MATERIAL FOR THIS TASK.
= Beginning of Section =

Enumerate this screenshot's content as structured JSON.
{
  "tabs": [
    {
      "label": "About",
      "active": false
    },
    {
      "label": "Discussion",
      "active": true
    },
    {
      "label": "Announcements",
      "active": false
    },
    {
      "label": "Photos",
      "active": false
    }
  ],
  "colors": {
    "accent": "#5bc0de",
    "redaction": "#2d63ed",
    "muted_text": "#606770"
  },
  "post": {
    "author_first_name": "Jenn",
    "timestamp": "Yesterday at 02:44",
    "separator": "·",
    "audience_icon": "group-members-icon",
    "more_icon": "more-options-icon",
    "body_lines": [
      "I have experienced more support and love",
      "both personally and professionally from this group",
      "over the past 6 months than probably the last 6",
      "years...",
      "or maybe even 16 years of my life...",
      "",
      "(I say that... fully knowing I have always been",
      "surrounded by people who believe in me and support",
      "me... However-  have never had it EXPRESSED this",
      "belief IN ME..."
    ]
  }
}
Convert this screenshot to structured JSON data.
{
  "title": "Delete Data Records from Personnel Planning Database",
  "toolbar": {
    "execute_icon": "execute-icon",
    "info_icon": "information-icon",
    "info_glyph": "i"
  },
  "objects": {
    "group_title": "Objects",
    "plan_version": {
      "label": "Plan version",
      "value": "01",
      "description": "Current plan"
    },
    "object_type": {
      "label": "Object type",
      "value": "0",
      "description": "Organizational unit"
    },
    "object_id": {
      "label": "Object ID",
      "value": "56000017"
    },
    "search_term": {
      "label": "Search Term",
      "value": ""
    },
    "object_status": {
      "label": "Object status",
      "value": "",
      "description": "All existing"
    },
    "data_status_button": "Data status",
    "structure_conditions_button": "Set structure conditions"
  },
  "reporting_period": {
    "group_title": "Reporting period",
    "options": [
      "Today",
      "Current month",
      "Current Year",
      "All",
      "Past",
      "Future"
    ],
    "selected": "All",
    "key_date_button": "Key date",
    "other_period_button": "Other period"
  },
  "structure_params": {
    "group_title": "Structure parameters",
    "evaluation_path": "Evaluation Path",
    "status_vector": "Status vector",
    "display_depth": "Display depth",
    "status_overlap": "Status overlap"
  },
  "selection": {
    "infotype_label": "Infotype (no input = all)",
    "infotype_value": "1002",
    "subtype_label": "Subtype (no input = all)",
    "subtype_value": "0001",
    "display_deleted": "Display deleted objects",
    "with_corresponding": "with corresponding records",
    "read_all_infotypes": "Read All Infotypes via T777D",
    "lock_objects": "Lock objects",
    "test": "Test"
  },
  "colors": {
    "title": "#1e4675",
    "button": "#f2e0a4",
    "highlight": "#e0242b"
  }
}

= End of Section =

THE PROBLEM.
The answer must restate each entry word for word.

RESPONSE AREA.
Enumerate this screenshot's content as structured JSON.
{
  "tabs": [
    {
      "label": "About",
      "active": false
    },
    {
      "label": "Discussion",
      "active": true
    },
    {
      "label": "Announcements",
      "active": false
    },
    {
      "label": "Photos",
      "active": false
    }
  ],
  "colors": {
    "accent": "#5bc0de",
    "redaction": "#2d63ed",
    "muted_text": "#606770"
  },
  "post": {
    "author_first_name": "Jenn",
    "timestamp": "Yesterday at 02:44",
    "separator": "·",
    "audience_icon": "group-members-icon",
    "more_icon": "more-options-icon",
    "body_lines": [
      "I have experienced more support and love",
      "both personally and professionally from this group",
      "over the past 6 months than probably the last 6",
      "years...",
      "or maybe even 16 years of my life...",
      "",
      "(I say that... fully knowing I have always been",
      "surrounded by people who believe in me and support",
      "me... However-  have never had it EXPRESSED this",
      "belief IN ME..."
    ]
  }
}
Convert this screenshot to structured JSON data.
{
  "title": "Delete Data Records from Personnel Planning Database",
  "toolbar": {
    "execute_icon": "execute-icon",
    "info_icon": "information-icon",
    "info_glyph": "i"
  },
  "objects": {
    "group_title": "Objects",
    "plan_version": {
      "label": "Plan version",
      "value": "01",
      "description": "Current plan"
    },
    "object_type": {
      "label": "Object type",
      "value": "0",
      "description": "Organizational unit"
    },
    "object_id": {
      "label": "Object ID",
      "value": "56000017"
    },
    "search_term": {
      "label": "Search Term",
      "value": ""
    },
    "object_status": {
      "label": "Object status",
      "value": "",
      "description": "All existing"
    },
    "data_status_button": "Data status",
    "structure_conditions_button": "Set structure conditions"
  },
  "reporting_period": {
    "group_title": "Reporting period",
    "options": [
      "Today",
      "Current month",
      "Current Year",
      "All",
      "Past",
      "Future"
    ],
    "selected": "All",
    "key_date_button": "Key date",
    "other_period_button": "Other period"
  },
  "structure_params": {
    "group_title": "Structure parameters",
    "evaluation_path": "Evaluation Path",
    "status_vector": "Status vector",
    "display_depth": "Display depth",
    "status_overlap": "Status overlap"
  },
  "selection": {
    "infotype_label": "Infotype (no input = all)",
    "infotype_value": "1002",
    "subtype_label": "Subtype (no input = all)",
    "subtype_value": "0001",
    "display_deleted": "Display deleted objects",
    "with_corresponding": "with corresponding records",
    "read_all_infotypes": "Read All Infotypes via T777D",
    "lock_objects": "Lock objects",
    "test": "Test"
  },
  "colors": {
    "title": "#1e4675",
    "button": "#f2e0a4",
    "highlight": "#e0242b"
  }
}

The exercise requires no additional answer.